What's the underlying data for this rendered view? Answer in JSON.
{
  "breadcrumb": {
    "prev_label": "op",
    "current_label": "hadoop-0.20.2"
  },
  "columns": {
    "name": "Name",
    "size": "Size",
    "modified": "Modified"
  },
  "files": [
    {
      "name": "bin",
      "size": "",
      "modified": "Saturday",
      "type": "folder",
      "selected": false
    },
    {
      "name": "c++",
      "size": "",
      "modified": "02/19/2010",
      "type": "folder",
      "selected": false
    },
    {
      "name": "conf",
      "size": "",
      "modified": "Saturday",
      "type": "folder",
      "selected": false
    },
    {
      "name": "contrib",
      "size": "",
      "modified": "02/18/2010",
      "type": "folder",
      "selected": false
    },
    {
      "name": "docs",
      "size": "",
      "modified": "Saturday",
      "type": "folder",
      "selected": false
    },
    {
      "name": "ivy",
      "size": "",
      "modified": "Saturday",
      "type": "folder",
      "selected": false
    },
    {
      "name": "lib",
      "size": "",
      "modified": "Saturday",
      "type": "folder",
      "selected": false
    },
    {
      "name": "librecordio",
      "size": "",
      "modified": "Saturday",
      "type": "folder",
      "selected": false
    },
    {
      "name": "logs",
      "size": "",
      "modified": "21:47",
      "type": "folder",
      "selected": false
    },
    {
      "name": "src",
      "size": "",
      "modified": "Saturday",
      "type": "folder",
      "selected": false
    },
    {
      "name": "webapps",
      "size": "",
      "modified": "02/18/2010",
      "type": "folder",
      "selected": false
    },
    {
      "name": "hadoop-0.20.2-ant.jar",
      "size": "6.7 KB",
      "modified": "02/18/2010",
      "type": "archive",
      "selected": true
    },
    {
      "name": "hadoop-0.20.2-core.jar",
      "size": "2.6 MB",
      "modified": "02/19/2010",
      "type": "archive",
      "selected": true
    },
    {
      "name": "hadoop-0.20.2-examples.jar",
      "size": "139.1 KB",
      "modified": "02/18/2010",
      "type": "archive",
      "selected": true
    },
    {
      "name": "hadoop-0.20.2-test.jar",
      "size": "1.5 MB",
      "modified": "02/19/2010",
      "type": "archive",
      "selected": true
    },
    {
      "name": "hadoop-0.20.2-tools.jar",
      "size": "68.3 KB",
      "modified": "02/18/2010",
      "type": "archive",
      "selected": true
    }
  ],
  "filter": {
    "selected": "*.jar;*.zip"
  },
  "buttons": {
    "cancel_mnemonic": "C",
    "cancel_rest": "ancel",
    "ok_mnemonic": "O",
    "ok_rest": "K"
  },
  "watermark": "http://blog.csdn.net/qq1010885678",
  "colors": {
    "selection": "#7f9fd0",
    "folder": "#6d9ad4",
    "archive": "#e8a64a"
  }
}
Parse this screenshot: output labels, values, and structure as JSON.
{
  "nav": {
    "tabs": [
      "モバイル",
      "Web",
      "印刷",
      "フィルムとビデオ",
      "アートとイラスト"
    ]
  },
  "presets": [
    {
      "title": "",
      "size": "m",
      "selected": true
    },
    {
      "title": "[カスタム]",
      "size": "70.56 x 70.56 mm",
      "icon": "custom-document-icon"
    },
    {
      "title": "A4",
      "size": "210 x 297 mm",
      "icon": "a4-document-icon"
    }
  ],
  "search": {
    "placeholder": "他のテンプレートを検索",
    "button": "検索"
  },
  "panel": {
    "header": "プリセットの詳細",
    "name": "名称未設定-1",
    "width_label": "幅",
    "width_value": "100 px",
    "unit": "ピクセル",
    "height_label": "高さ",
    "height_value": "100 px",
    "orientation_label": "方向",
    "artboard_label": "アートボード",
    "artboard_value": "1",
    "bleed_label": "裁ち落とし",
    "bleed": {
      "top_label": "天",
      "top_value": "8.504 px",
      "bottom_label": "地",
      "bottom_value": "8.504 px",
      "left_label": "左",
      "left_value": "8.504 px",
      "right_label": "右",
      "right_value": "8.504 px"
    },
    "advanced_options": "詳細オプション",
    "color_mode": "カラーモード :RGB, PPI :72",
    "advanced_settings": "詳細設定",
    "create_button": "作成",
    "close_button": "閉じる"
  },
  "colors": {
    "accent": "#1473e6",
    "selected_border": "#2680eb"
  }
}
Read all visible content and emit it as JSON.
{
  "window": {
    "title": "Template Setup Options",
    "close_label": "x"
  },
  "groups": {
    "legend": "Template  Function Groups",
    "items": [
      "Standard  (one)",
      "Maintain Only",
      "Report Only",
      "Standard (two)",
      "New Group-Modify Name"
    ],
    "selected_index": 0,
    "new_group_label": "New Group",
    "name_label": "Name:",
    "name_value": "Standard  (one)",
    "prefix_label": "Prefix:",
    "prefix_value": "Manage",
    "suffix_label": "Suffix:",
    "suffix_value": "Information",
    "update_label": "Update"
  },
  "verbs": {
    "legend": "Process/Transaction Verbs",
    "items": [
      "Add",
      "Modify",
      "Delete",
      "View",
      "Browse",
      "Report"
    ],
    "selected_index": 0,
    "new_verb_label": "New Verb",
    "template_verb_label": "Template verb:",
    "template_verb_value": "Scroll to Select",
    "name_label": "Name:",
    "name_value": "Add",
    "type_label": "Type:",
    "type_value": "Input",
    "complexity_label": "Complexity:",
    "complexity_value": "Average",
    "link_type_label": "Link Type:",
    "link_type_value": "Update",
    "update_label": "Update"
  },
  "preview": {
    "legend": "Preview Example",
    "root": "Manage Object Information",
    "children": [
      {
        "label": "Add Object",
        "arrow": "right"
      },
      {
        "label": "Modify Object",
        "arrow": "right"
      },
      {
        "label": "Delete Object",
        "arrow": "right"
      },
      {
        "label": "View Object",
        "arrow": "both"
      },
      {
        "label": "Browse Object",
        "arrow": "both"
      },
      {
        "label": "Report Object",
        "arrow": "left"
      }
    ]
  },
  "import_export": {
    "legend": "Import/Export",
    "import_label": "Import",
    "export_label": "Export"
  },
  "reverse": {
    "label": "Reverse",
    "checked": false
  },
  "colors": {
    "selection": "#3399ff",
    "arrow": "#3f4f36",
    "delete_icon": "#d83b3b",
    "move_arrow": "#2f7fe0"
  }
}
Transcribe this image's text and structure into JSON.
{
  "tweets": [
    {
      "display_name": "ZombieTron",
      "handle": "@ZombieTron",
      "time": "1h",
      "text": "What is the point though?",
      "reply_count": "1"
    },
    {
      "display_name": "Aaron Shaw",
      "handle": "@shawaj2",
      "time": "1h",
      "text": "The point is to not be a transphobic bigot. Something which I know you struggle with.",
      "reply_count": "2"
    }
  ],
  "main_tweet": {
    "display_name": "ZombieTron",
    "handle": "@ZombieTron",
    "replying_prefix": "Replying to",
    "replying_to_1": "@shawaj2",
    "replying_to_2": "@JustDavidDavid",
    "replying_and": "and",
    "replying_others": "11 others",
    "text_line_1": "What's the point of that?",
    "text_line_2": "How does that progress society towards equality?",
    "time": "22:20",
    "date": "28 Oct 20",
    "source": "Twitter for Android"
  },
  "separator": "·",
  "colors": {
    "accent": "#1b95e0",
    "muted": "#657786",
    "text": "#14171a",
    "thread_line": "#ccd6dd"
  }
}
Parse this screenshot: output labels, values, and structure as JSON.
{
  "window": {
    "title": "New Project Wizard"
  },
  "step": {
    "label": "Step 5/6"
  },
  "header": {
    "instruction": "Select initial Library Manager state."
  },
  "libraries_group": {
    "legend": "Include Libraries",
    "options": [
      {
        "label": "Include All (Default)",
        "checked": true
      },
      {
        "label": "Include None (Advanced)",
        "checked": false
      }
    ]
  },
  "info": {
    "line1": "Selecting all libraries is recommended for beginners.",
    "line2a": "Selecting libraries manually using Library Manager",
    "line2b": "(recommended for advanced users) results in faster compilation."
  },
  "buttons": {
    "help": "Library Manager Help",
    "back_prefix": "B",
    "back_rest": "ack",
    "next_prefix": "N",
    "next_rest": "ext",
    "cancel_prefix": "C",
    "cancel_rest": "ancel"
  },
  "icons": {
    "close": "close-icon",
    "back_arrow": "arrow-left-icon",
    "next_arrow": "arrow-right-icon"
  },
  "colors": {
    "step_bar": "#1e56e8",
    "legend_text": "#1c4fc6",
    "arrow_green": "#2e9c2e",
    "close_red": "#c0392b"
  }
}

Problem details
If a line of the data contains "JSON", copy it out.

Result for this task
What's the underlying data for this rendered view? Answer in JSON.
Parse this screenshot: output labels, values, and structure as JSON.
Read all visible content and emit it as JSON.
Transcribe this image's text and structure into JSON.
Parse this screenshot: output labels, values, and structure as JSON.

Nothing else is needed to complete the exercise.